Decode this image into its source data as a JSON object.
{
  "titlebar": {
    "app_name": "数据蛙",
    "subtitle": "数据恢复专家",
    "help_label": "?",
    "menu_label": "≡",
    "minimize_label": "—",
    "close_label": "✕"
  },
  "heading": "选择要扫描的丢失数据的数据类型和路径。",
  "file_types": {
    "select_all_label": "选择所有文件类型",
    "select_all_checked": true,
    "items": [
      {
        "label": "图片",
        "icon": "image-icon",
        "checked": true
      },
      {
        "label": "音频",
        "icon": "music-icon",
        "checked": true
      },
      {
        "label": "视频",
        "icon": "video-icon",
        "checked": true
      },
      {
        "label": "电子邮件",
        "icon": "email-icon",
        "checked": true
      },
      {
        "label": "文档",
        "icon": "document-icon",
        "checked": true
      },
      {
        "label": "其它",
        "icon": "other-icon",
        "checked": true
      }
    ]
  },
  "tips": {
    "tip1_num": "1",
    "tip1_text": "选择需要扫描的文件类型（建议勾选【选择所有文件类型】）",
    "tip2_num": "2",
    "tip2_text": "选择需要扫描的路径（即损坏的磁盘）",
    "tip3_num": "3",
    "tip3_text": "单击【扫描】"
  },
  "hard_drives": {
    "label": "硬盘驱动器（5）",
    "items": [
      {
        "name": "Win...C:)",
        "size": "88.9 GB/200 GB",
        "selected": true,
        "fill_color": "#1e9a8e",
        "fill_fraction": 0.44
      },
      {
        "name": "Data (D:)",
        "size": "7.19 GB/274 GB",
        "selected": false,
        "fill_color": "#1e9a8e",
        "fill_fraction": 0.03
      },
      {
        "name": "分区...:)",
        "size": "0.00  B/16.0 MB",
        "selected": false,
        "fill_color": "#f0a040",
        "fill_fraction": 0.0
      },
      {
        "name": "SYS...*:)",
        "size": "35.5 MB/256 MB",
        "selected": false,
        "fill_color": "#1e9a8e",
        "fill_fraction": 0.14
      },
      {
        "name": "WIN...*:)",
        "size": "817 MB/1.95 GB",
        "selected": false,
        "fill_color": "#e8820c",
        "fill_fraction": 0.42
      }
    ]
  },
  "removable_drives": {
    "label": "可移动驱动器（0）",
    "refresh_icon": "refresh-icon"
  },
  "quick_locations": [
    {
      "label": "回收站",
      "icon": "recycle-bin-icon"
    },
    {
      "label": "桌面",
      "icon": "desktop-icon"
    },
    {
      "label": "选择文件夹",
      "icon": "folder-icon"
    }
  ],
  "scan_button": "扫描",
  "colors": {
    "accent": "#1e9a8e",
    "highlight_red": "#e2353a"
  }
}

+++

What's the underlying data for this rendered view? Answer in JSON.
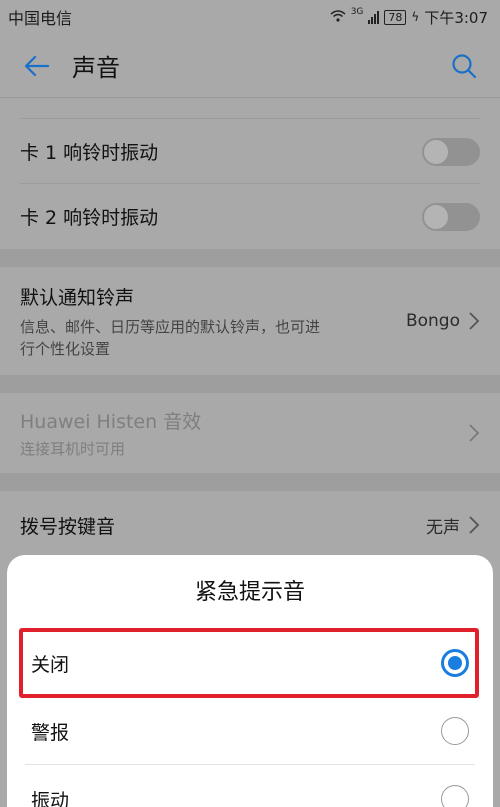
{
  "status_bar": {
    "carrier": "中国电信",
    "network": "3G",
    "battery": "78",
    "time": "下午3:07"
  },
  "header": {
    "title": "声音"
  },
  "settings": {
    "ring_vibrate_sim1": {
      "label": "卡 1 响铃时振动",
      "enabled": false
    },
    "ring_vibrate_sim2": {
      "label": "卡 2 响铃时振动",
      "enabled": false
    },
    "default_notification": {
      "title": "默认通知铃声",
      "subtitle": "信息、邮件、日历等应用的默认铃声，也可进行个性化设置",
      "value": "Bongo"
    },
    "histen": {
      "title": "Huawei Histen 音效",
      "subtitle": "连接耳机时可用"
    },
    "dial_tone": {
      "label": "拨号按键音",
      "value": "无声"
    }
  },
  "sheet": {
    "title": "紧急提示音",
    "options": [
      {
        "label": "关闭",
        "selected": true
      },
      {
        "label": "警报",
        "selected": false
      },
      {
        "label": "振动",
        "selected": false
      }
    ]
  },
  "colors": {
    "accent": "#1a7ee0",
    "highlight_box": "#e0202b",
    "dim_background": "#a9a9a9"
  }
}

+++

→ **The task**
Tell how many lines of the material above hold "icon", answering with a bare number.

→ **Answer to the exercise**
10